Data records
---+---

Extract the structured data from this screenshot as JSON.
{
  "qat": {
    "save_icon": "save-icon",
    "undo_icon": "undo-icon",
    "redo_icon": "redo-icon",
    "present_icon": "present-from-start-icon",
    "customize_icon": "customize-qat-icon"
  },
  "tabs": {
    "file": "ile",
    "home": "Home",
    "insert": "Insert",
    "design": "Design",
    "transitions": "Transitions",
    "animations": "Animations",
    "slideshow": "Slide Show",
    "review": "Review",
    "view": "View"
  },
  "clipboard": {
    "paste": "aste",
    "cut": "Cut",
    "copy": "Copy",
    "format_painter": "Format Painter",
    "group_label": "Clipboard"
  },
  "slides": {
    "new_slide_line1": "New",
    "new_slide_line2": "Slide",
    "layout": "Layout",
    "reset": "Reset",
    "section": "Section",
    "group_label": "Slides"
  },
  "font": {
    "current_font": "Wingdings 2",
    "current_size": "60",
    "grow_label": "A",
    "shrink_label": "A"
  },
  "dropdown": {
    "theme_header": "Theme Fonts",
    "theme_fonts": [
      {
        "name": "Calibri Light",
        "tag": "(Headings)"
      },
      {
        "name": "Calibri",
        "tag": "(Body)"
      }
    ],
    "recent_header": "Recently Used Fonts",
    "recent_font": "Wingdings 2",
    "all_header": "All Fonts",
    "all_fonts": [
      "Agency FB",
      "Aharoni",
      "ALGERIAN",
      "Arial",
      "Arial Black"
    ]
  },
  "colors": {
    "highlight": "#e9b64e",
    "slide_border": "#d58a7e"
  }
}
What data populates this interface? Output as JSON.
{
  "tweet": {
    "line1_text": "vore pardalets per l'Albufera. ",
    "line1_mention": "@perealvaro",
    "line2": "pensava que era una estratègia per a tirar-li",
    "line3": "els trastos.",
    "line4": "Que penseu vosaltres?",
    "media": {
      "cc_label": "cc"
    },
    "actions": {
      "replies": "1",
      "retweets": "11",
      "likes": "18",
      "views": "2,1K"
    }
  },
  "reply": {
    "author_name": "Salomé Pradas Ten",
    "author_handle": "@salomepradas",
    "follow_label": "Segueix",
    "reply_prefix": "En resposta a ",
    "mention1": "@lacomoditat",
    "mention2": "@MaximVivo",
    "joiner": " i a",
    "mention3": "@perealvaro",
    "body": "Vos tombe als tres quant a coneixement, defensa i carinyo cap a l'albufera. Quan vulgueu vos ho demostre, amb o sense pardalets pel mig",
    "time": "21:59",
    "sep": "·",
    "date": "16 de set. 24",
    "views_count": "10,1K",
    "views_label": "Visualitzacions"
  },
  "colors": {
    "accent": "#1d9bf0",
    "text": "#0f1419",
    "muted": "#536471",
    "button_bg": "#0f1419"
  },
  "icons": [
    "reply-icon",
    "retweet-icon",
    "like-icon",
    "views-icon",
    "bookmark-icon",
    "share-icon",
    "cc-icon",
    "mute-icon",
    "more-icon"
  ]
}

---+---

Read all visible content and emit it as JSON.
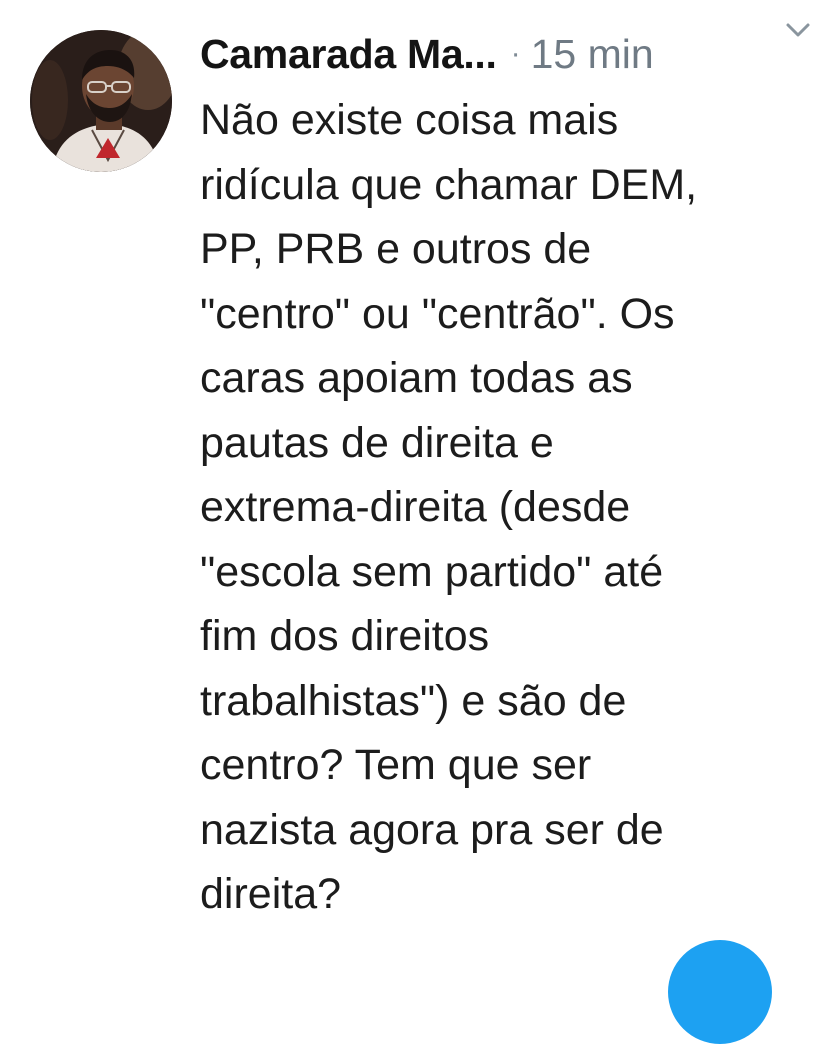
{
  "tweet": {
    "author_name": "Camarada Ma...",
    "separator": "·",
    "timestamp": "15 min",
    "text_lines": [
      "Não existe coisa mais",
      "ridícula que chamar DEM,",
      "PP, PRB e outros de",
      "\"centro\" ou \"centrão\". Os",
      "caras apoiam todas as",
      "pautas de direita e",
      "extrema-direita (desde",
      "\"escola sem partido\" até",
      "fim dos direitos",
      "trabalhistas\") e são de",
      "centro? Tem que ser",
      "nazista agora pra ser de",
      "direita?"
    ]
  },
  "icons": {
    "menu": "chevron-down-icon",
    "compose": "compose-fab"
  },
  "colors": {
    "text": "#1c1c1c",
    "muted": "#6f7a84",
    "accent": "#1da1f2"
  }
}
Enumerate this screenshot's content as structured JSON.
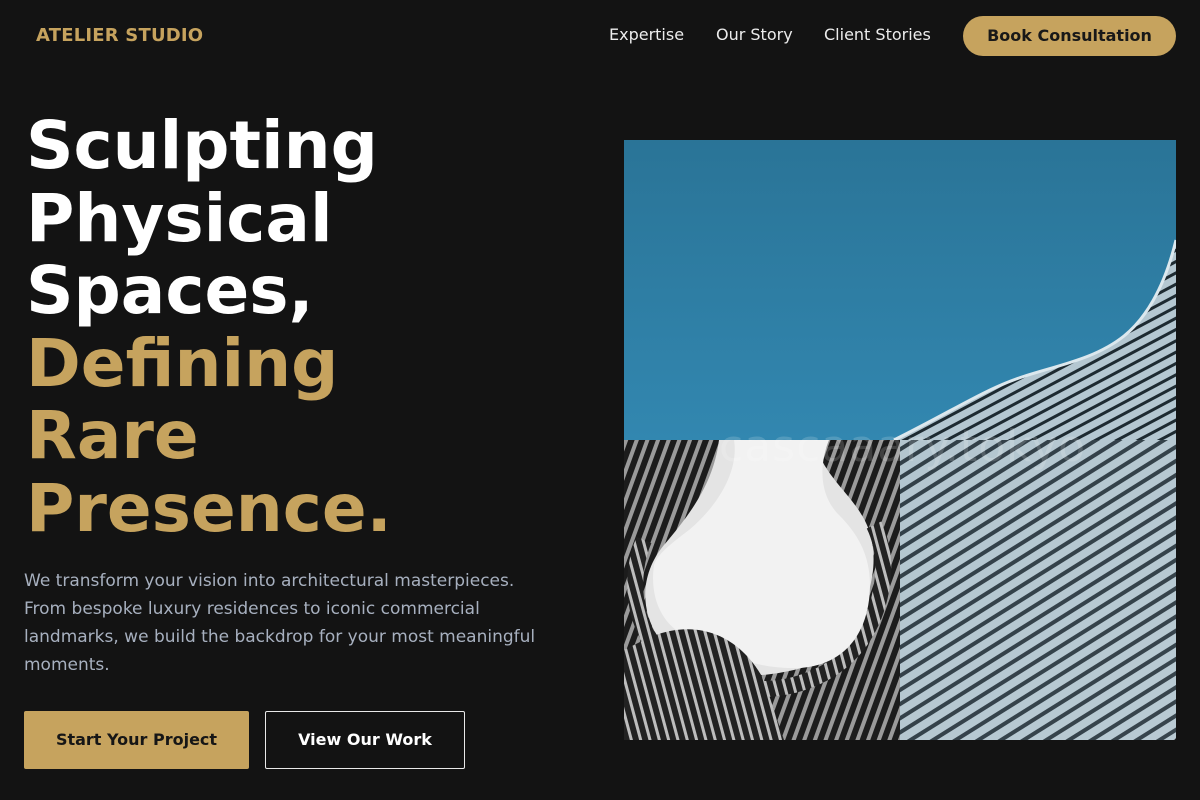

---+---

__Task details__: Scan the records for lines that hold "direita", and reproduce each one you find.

__The completed task__:
      "pautas de direita e",
      "extrema-direita (desde",
      "direita?"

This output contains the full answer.